From Goats to Elephants

From Goats to Elephants

Photo of Keleigh Beehler with a goatFrom the time she was a young child, Keleigh Beehler (BS, Animal Science, ’12) has loved animals. She had cats, dogs, and hamsters in her home; read animal magazines voraciously; and cherished those special times when she was able to be around horses near her father’s house in Sebastopol. When it came time to go to college, she chose CSU, Chico partially because of Chico’s small-town feel but also because of the reputation of its animal science department.

While her mother, Karen Dias Chavet (BA, Spanish, ’81), is also a Chico State grad, Beehler says she didn’t push her in that direction. “She wanted me to make my own decision,” says Beehler. “But when I did decide to go there, she was happy.”

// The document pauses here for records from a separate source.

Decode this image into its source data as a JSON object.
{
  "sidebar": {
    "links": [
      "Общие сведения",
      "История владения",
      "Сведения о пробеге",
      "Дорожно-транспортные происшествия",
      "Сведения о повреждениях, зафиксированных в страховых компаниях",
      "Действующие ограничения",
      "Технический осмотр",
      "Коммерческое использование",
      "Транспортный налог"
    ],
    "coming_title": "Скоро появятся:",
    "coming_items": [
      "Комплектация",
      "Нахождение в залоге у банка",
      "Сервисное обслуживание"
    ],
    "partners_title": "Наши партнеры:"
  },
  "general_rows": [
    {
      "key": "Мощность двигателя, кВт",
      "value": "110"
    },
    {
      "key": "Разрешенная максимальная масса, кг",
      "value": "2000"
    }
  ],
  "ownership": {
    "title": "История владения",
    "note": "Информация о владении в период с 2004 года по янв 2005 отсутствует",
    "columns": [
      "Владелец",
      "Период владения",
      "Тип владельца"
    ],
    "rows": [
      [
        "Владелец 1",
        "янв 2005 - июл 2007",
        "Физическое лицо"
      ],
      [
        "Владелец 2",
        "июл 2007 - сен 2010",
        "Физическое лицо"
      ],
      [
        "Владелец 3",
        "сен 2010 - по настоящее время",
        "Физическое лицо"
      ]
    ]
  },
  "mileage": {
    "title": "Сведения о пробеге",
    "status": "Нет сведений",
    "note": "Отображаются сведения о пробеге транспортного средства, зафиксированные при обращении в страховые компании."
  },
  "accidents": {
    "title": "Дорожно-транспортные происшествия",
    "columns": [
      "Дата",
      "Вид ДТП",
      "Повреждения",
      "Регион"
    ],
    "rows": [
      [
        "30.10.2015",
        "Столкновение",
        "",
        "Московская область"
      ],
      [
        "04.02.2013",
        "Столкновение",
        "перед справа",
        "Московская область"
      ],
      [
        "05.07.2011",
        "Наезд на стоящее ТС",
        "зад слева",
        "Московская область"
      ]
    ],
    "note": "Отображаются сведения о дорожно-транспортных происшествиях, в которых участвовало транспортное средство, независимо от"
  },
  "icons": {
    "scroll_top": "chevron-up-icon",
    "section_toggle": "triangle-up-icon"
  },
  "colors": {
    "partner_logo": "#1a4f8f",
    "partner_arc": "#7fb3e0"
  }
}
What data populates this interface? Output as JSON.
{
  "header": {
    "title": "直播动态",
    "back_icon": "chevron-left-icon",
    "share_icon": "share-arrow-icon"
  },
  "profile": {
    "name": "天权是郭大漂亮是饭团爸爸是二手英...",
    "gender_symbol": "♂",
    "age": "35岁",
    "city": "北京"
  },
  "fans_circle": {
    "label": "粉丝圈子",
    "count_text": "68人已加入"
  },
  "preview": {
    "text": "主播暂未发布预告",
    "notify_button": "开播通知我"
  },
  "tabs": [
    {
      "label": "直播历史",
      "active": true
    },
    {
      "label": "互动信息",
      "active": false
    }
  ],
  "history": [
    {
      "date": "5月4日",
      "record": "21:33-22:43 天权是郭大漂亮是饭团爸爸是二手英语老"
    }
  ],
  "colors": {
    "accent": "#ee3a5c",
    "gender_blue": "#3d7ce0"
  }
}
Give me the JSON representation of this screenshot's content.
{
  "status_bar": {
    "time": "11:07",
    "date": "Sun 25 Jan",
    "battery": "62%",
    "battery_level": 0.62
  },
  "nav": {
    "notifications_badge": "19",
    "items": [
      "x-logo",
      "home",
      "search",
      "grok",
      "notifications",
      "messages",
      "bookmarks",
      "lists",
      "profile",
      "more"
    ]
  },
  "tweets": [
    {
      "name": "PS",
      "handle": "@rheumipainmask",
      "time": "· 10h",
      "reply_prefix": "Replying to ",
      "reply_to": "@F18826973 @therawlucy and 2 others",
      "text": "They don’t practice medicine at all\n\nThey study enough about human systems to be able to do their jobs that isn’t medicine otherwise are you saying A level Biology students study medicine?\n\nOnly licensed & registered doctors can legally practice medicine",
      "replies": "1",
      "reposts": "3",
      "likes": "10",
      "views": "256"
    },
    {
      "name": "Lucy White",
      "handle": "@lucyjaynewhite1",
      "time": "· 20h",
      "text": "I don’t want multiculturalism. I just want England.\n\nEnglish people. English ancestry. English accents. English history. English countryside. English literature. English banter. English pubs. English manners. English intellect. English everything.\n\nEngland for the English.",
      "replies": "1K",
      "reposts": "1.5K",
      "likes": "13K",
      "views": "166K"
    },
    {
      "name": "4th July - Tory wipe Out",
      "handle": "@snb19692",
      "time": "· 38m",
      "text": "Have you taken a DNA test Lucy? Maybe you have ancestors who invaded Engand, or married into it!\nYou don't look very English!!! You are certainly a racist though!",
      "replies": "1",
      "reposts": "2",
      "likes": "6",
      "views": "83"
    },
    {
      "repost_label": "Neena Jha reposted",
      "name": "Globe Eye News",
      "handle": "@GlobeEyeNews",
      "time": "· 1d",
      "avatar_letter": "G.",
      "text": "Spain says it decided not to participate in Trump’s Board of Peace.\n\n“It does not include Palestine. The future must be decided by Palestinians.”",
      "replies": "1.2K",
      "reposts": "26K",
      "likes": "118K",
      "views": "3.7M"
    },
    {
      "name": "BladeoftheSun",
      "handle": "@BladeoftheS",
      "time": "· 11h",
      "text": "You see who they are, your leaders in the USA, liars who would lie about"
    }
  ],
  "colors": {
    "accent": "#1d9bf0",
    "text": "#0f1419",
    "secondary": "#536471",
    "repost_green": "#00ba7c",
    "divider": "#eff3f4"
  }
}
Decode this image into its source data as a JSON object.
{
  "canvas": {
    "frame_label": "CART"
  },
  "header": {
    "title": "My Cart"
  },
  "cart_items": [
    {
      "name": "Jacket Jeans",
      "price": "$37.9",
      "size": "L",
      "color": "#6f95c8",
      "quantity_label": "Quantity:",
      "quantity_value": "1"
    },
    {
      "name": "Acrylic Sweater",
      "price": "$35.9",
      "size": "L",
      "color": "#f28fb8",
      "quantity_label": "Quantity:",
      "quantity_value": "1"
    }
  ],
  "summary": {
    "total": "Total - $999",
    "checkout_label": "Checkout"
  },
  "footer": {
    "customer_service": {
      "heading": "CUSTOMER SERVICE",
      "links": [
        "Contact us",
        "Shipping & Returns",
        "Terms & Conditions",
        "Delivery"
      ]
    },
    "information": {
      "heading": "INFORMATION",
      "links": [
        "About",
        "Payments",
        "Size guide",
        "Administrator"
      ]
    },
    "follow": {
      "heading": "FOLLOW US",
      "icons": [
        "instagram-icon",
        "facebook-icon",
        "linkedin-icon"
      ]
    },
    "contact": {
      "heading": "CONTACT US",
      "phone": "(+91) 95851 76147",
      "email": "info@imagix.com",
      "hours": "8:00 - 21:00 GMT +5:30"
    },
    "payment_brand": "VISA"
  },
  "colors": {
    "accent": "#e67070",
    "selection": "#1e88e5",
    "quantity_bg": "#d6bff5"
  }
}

Beehler enjoyed the animal science department because of the teachers and advisors, whom she always found to be helpful. Perhaps the close relationship between teachers and animal studies students is cemented on CSU, Chico’s farm. There, students perform all the necessary tasks of running the farming operation. If you want a group of teachers and students to bond, there is nothing like working together in the dirt.

Keleigh Beehler working with an elephant in Thailand.

Keleigh Beehler working with an elephant in Thailand.

When Beehler graduated from CSU, Chico, she went to work for a goat farm in Marin County. She absolutely loved working with the goats because “they will get into anything and do everything.”  She could always tell the goats apart because of their unique personalities.

She recently left the goat farm, however, because she really wanted to work with something bigger. Much bigger: elephants. In 2013, Beehler lived and worked with elephants in Thailand for three months. “I lived in a hut in a tiny village,” she says. “Our job was to reintroduce elephants into the wild. We went out to them every day, studying their behavior. Elephants are where I want to be.” Now, she is making plans to return to Thailand to learn more about the largest land animal on the planet. Then she wants to find a position in the United States where she can put her elephant expertise and her passion for animals to good use.

Tim Hauserman (BS, Political Science and Geography and Planning, ’81) met Beehler’s mother as a freshman in Whitney Hall. He has authored four books including the official guide to the Tahoe Rim Trail and his latest effort, a children’s book, Gertrude’s Tahoe Adventures in Time.